● **Exercise description**
Print every entry below exactly, leaving out the pictures.

● **Material to process**
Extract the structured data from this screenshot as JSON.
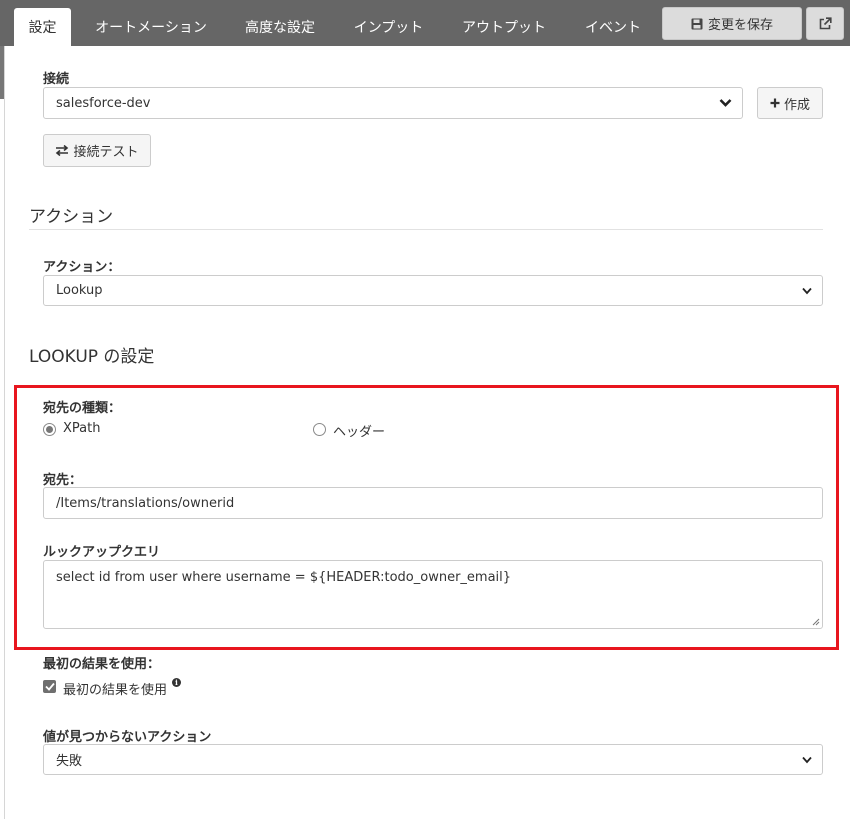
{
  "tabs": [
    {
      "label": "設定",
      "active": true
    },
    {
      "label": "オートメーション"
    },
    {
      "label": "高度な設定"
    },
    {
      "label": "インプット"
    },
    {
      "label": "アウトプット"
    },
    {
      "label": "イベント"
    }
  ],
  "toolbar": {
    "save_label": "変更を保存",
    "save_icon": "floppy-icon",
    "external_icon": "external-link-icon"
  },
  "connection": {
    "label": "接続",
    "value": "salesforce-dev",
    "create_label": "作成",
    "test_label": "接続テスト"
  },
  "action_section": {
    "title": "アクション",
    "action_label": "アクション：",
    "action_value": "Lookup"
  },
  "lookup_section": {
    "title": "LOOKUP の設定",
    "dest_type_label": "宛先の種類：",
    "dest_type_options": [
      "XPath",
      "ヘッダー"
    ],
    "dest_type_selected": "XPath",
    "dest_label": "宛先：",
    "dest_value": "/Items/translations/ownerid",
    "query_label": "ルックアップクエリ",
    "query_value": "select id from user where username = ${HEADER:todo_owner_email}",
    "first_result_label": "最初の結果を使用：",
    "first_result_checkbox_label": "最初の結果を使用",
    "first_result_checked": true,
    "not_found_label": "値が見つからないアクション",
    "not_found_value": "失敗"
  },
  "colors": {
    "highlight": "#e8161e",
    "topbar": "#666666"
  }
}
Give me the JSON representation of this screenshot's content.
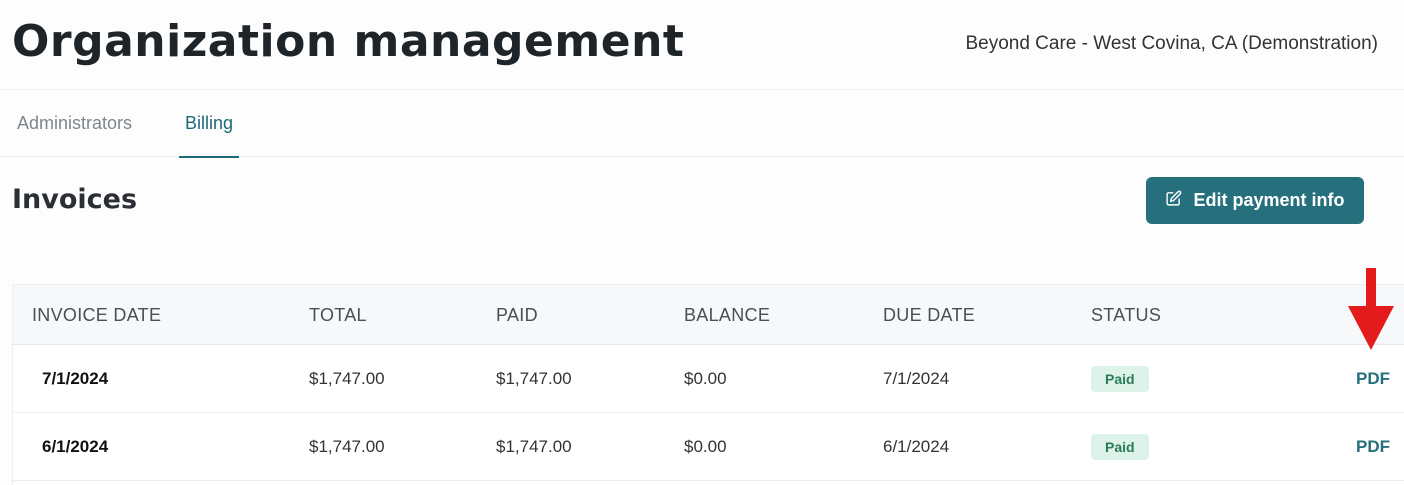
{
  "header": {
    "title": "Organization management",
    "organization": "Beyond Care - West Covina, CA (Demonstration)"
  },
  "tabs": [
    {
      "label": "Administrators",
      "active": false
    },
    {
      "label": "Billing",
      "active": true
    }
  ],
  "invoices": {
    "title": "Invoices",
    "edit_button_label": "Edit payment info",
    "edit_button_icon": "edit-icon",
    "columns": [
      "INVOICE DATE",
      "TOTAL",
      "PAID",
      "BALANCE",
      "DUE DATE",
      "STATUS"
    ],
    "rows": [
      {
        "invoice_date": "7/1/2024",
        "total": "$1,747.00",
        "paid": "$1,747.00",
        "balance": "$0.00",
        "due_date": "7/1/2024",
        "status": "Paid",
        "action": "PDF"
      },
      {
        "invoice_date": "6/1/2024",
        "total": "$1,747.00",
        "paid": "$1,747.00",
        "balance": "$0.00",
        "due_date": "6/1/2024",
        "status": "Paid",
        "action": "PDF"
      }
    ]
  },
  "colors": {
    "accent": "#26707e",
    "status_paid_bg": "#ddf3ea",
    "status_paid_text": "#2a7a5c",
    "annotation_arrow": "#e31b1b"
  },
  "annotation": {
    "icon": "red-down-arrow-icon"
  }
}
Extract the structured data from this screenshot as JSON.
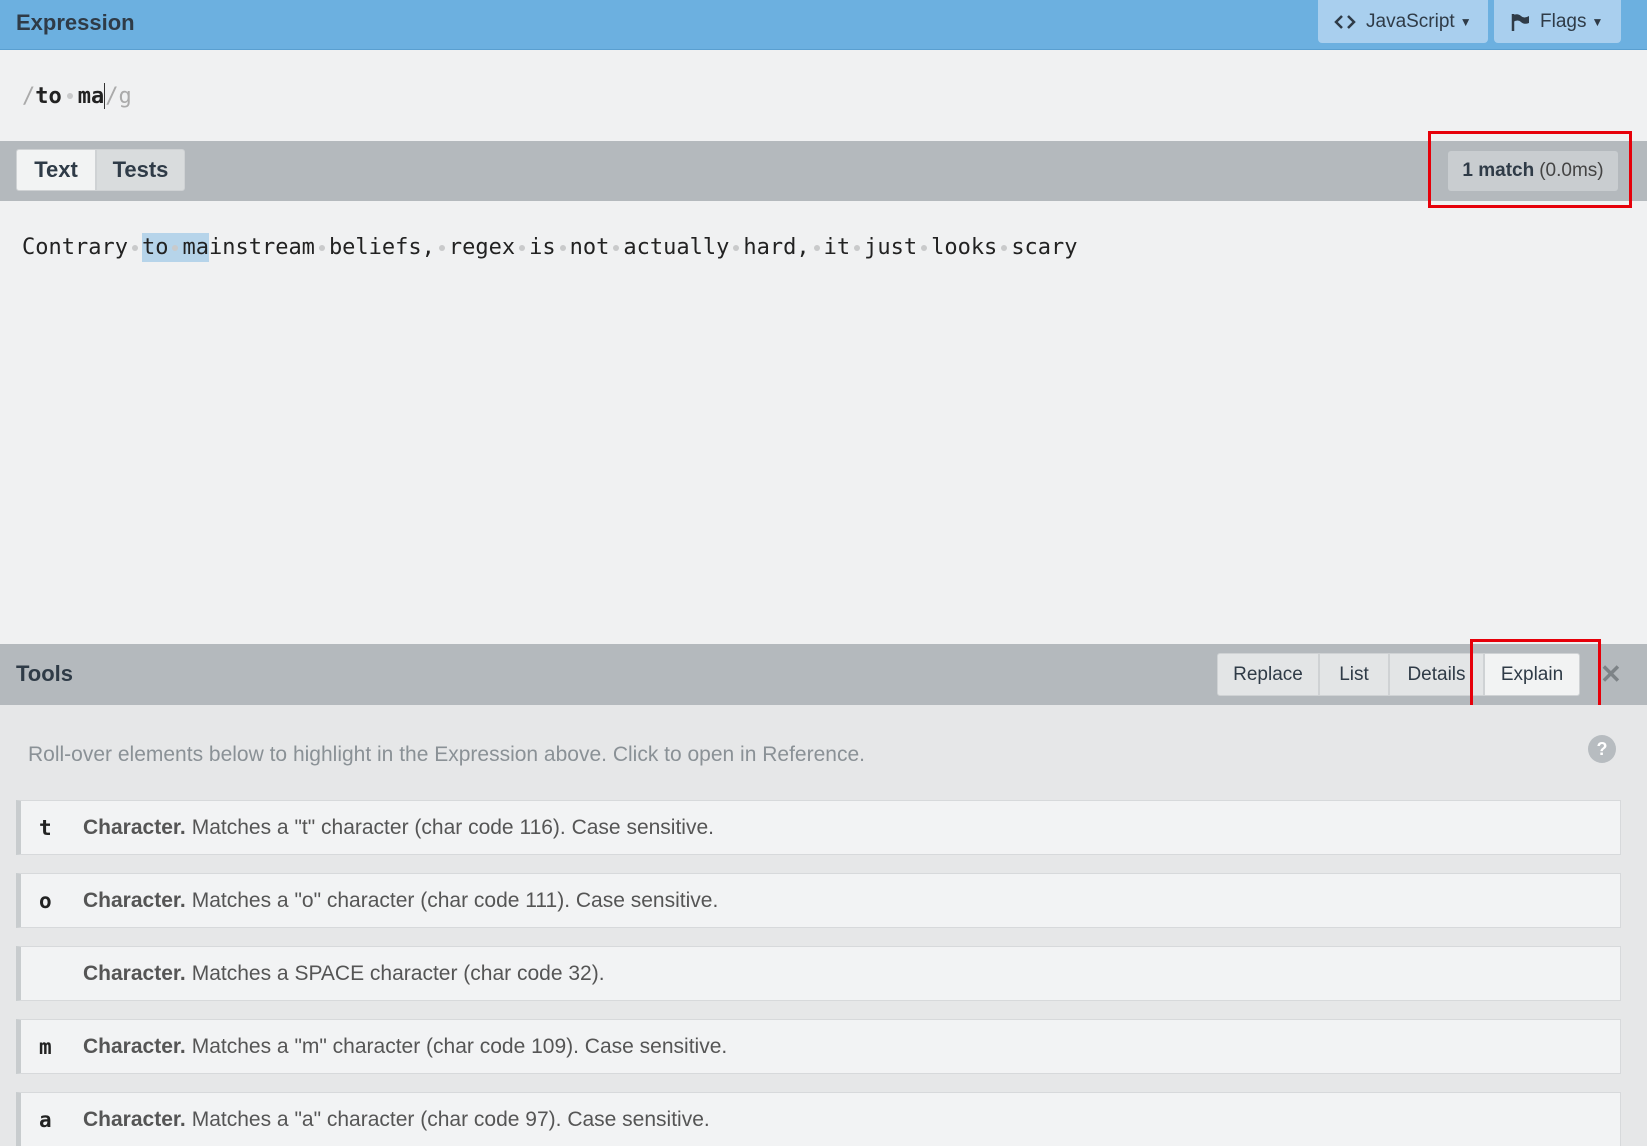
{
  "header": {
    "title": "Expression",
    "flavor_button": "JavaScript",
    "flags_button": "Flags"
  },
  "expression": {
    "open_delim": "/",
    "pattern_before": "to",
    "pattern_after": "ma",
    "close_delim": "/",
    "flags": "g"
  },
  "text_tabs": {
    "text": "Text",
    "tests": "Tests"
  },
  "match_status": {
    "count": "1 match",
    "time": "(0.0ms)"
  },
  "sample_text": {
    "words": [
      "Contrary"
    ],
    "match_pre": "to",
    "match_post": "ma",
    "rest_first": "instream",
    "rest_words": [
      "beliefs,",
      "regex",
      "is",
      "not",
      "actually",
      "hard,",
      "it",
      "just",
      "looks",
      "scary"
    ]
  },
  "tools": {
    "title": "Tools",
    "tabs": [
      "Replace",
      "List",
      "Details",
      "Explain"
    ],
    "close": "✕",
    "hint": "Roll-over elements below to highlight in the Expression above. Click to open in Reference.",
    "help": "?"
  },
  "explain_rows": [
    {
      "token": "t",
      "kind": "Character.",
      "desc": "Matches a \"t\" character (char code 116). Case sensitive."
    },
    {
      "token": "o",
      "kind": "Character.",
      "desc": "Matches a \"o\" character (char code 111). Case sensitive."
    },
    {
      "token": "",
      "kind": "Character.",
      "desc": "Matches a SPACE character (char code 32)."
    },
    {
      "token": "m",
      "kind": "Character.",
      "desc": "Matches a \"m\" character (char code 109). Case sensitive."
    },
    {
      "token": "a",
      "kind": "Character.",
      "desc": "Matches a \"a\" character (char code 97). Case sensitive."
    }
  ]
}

● **Finished task**
Extract the structured data from this screenshot as JSON.
{
  "tabs": [
    {
      "label": "設定",
      "active": true
    },
    {
      "label": "オートメーション"
    },
    {
      "label": "高度な設定"
    },
    {
      "label": "インプット"
    },
    {
      "label": "アウトプット"
    },
    {
      "label": "イベント"
    }
  ],
  "toolbar": {
    "save_label": "変更を保存",
    "save_icon": "floppy-icon",
    "external_icon": "external-link-icon"
  },
  "connection": {
    "label": "接続",
    "value": "salesforce-dev",
    "create_label": "作成",
    "test_label": "接続テスト"
  },
  "action_section": {
    "title": "アクション",
    "action_label": "アクション：",
    "action_value": "Lookup"
  },
  "lookup_section": {
    "title": "LOOKUP の設定",
    "dest_type_label": "宛先の種類：",
    "dest_type_options": [
      "XPath",
      "ヘッダー"
    ],
    "dest_type_selected": "XPath",
    "dest_label": "宛先：",
    "dest_value": "/Items/translations/ownerid",
    "query_label": "ルックアップクエリ",
    "query_value": "select id from user where username = ${HEADER:todo_owner_email}",
    "first_result_label": "最初の結果を使用：",
    "first_result_checkbox_label": "最初の結果を使用",
    "first_result_checked": true,
    "not_found_label": "値が見つからないアクション",
    "not_found_value": "失敗"
  },
  "colors": {
    "highlight": "#e8161e",
    "topbar": "#666666"
  }
}
Give me the JSON representation of this screenshot's content.
{
  "header": {
    "title": "Organization management",
    "organization": "Beyond Care - West Covina, CA (Demonstration)"
  },
  "tabs": [
    {
      "label": "Administrators",
      "active": false
    },
    {
      "label": "Billing",
      "active": true
    }
  ],
  "invoices": {
    "title": "Invoices",
    "edit_button_label": "Edit payment info",
    "edit_button_icon": "edit-icon",
    "columns": [
      "INVOICE DATE",
      "TOTAL",
      "PAID",
      "BALANCE",
      "DUE DATE",
      "STATUS"
    ],
    "rows": [
      {
        "invoice_date": "7/1/2024",
        "total": "$1,747.00",
        "paid": "$1,747.00",
        "balance": "$0.00",
        "due_date": "7/1/2024",
        "status": "Paid",
        "action": "PDF"
      },
      {
        "invoice_date": "6/1/2024",
        "total": "$1,747.00",
        "paid": "$1,747.00",
        "balance": "$0.00",
        "due_date": "6/1/2024",
        "status": "Paid",
        "action": "PDF"
      }
    ]
  },
  "colors": {
    "accent": "#26707e",
    "status_paid_bg": "#ddf3ea",
    "status_paid_text": "#2a7a5c",
    "annotation_arrow": "#e31b1b"
  },
  "annotation": {
    "icon": "red-down-arrow-icon"
  }
}
Extract the structured data from this screenshot as JSON.
{
  "header": {
    "title": "Expression",
    "flavor_button": "JavaScript",
    "flags_button": "Flags"
  },
  "expression": {
    "open_delim": "/",
    "pattern_before": "to",
    "pattern_after": "ma",
    "close_delim": "/",
    "flags": "g"
  },
  "text_tabs": {
    "text": "Text",
    "tests": "Tests"
  },
  "match_status": {
    "count": "1 match",
    "time": "(0.0ms)"
  },
  "sample_text": {
    "words": [
      "Contrary"
    ],
    "match_pre": "to",
    "match_post": "ma",
    "rest_first": "instream",
    "rest_words": [
      "beliefs,",
      "regex",
      "is",
      "not",
      "actually",
      "hard,",
      "it",
      "just",
      "looks",
      "scary"
    ]
  },
  "tools": {
    "title": "Tools",
    "tabs": [
      "Replace",
      "List",
      "Details",
      "Explain"
    ],
    "close": "✕",
    "hint": "Roll-over elements below to highlight in the Expression above. Click to open in Reference.",
    "help": "?"
  },
  "explain_rows": [
    {
      "token": "t",
      "kind": "Character.",
      "desc": "Matches a \"t\" character (char code 116). Case sensitive."
    },
    {
      "token": "o",
      "kind": "Character.",
      "desc": "Matches a \"o\" character (char code 111). Case sensitive."
    },
    {
      "token": "",
      "kind": "Character.",
      "desc": "Matches a SPACE character (char code 32)."
    },
    {
      "token": "m",
      "kind": "Character.",
      "desc": "Matches a \"m\" character (char code 109). Case sensitive."
    },
    {
      "token": "a",
      "kind": "Character.",
      "desc": "Matches a \"a\" character (char code 97). Case sensitive."
    }
  ]
}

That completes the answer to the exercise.